Would the entire sidewalk be blocked off and require someone to endure what would normally be considered a treacherous walk on the side of the road if there was such representation? One would hope not. For someone who can walk without any assistance, it’s not as much of a problem, although it’s still unsafe. But what about for someone who requires a wheelchair or a walker? Or a parent with a child stroller, for that matter?
What is a minor bother for many of us can be an even riskier one for others. I’d like to believe that the relevant communities and organizations were consulted, so that much of this could be avoided or at least mitigated.
After scouring both the Hopkins and city websites, that doesn’t seem to be the case. In my search, I only saw one mention of the disabled community, and that was in the 2012 Development Guidebook for Baltimore City. Under the section titled “Site Plan Review,” it indicates that agencies included in the membership of the Site Plan Review Committee will include the Mayor’s Office of Disabilities. While that is commendable, it’s imperative that transparency and accountability are integral to every step of the construction process.
I’m as guilty as the next when it comes to failing to remain cognizant of the egregiously discriminatory nature of our built environment. There was a history of redlining in Baltimore in the 1930s which continues to affect neighborhoods today. There are also failing water and public utility systems (comparable to Flint, Mich. and Pacific Gas and Electric of California), as well as unreliable public transportation and collapsing roads.

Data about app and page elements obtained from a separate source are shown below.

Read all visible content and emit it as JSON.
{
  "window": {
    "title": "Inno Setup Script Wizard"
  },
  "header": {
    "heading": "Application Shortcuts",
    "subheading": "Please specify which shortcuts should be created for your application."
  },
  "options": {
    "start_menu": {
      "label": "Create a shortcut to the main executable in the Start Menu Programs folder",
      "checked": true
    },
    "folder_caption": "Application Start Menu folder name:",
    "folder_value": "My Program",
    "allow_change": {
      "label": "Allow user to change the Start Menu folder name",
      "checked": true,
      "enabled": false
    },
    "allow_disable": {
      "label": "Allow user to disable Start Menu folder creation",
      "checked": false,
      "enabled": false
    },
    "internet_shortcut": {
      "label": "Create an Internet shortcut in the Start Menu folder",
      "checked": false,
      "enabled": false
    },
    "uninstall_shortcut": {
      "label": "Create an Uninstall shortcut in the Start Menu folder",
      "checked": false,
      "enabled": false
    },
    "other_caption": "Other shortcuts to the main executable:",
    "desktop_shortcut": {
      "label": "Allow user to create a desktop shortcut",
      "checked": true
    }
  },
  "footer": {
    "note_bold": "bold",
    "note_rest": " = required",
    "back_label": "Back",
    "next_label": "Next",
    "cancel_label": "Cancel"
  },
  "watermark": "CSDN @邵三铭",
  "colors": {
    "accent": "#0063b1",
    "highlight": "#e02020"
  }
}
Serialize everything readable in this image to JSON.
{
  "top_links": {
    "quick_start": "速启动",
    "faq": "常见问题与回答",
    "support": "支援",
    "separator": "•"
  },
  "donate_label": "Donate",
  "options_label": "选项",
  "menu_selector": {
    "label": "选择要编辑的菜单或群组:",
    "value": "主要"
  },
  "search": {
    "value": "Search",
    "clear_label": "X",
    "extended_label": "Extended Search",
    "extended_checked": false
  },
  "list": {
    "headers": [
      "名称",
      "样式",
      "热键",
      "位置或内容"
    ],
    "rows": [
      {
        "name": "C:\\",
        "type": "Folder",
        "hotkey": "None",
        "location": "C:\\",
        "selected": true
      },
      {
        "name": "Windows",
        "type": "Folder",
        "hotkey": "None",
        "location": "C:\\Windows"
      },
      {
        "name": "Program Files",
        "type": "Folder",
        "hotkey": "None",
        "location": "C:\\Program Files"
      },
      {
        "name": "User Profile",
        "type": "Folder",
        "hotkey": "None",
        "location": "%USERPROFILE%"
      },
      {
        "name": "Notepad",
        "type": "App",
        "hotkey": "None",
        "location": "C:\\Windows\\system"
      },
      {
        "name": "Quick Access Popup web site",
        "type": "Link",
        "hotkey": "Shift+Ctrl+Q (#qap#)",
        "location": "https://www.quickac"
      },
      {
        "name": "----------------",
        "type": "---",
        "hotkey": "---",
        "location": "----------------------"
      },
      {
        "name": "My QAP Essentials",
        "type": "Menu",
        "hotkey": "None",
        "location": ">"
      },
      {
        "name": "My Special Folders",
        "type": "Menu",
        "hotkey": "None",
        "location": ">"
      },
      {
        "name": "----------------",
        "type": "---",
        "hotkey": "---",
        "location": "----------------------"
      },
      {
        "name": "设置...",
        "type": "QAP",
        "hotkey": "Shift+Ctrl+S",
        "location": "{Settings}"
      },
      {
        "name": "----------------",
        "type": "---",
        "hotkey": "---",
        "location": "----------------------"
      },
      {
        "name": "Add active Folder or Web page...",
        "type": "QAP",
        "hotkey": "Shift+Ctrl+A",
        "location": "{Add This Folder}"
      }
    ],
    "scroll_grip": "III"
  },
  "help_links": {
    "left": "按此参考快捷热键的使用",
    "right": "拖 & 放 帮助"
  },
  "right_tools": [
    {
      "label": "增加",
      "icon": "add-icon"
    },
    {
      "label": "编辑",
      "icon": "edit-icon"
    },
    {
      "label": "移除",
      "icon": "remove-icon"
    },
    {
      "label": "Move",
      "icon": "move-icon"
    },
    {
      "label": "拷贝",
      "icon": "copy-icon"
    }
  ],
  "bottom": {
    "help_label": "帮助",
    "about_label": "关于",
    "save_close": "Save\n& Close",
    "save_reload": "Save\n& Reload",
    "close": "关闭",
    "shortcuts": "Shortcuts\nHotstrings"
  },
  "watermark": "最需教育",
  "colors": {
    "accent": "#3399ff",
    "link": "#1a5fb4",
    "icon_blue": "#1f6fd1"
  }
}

I reap the privilege of not living with a disability, and I reside in a majority-white neighborhood of Baltimore, which happens to be largely segregated. While realizations like mine may be fleeting thoughts on a Monday morning as I walk to the JHMI shuttle, there are those among us who are forced to live with these interruptions in their everyday lives. Be it their daily commute or a simple Sunday stroll to the library, there remains a lack of recognition and understanding as to the real impacts of construction and development, such as those in Charles Village.
I recently vocalized these observations with a friend of mine. He took a moment to think and then promptly responded, “It’s only for a few months, it can’t be that bad.” And while yes, I should probably reconsider that friendship (I promise he’s not always that terrible), it made me realize this mindset is more pervasive than I may allow myself to believe.
The inconvenience of the construction may only be temporary for me, but it should lead all of us to reflect and recognize the disruption that inequitable infrastructure imposes on the everyday lives of our friends, family and neighbors.
What remains to be seen is whether Hopkins, and the city more broadly, will center the voices of those who would otherwise not be represented in these spaces. They must consider what the true cost of development will be for our neighbors, in the interim and beyond.
The disabled community is far from the only one affected in all of this construction and development — there are also the growing levels of gentrification in the city, failing roads and crumbling buildings. Yet those who reap the major benefits of this growth and development are not the ones who need it (let alone deserve it). The ones who need it are often victim to it.
Tyler Adamson is a graduate student at the Bloomberg School of Public Health from Vancouver, Washington.